§ Problem requirements
For each line below, check whether "this" is present. Report how many lines have it, nothing else.

§ Data to use

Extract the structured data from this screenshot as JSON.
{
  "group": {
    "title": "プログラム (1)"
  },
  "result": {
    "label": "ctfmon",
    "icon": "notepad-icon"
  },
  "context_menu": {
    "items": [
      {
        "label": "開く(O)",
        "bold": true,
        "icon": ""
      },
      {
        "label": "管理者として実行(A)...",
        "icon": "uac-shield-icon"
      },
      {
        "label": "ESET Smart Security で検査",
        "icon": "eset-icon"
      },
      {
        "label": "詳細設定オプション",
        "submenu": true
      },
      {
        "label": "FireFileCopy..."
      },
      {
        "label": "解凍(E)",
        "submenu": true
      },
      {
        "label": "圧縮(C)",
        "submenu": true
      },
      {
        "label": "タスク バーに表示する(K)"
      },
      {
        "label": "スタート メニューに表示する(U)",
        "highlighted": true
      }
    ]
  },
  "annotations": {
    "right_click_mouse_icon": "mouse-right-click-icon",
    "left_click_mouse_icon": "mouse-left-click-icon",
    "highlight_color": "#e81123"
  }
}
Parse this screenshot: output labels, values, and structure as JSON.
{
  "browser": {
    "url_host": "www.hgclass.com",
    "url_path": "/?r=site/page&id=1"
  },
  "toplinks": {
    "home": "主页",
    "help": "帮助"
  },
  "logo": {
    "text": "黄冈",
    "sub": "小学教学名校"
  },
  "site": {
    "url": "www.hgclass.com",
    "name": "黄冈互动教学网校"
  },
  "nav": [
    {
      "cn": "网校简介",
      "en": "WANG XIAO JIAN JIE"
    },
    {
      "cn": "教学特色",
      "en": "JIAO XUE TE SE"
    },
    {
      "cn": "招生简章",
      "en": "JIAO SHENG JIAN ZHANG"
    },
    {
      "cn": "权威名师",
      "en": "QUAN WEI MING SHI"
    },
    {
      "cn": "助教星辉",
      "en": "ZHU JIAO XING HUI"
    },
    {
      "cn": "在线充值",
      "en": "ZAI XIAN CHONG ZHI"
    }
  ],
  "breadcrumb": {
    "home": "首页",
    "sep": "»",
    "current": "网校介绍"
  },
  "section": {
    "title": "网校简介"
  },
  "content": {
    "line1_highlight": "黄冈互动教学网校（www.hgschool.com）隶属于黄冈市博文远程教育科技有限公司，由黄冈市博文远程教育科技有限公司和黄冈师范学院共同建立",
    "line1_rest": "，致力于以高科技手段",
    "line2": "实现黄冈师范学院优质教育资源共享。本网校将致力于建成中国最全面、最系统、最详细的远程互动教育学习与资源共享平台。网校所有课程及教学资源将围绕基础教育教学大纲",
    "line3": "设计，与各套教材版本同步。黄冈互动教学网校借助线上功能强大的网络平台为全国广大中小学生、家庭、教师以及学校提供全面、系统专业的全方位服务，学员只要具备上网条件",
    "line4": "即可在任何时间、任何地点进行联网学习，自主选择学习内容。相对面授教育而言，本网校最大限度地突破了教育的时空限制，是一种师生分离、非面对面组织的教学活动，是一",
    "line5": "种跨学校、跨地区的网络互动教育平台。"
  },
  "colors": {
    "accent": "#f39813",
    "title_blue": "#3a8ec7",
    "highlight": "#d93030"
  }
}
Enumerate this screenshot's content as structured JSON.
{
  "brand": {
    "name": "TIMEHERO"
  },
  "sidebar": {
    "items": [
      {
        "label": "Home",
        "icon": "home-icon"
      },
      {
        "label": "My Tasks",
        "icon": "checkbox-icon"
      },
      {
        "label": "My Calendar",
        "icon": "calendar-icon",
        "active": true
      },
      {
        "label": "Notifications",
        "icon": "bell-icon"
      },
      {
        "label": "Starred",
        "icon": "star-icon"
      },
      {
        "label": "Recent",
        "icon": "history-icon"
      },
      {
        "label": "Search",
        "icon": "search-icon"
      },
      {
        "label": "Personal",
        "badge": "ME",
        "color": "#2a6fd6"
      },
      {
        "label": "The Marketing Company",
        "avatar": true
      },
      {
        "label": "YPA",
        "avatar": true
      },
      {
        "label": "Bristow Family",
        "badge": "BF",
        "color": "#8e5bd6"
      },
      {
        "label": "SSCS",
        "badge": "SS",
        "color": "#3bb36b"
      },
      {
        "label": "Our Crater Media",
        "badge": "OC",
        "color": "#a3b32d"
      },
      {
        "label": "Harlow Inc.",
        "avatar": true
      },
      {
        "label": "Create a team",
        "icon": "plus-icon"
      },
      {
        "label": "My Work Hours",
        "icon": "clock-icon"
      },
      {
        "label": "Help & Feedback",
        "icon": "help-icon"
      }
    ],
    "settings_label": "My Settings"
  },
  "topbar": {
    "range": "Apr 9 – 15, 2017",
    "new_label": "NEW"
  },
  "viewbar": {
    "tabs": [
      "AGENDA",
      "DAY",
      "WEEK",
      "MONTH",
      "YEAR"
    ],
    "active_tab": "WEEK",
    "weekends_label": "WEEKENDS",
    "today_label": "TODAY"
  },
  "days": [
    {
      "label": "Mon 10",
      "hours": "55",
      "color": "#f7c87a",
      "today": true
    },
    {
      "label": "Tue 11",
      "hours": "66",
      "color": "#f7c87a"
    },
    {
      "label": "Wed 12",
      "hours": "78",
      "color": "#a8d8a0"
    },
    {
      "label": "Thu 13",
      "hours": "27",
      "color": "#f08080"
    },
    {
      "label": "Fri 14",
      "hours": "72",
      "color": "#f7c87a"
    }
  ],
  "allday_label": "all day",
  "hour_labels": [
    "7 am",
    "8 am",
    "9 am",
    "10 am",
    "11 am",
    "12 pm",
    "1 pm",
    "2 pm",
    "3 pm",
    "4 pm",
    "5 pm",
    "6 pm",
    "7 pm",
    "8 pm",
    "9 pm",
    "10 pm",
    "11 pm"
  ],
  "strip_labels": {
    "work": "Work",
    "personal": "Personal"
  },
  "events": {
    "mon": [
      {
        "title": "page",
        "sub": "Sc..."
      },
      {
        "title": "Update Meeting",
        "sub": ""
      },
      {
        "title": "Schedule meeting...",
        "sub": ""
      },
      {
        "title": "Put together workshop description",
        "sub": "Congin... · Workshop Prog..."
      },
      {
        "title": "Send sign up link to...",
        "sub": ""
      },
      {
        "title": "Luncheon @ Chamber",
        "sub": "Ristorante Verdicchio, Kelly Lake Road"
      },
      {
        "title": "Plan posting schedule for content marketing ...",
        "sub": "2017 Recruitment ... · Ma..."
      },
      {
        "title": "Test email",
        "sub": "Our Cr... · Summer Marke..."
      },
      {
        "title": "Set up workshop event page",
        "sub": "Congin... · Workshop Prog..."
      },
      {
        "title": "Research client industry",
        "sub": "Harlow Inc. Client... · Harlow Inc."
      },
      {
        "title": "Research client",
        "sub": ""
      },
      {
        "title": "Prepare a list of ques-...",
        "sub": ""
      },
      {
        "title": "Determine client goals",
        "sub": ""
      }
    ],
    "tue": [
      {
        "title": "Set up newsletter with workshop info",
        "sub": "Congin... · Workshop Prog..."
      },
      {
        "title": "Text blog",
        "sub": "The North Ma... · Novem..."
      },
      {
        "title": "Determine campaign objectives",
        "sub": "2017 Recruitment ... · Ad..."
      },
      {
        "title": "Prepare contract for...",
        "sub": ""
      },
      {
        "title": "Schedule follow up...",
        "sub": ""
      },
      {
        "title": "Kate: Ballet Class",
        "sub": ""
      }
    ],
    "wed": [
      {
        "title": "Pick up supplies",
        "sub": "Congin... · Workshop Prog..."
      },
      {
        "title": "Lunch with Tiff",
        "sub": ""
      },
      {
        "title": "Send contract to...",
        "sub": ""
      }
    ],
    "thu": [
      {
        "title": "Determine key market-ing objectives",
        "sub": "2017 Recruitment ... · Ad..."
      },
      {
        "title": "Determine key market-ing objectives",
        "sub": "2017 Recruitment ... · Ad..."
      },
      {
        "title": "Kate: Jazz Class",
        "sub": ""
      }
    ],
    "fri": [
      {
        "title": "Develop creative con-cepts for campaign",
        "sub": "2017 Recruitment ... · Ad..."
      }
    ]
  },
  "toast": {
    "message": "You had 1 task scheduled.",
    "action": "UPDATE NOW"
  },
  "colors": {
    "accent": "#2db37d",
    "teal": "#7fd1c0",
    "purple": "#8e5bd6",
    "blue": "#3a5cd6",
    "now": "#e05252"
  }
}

§ Response box
3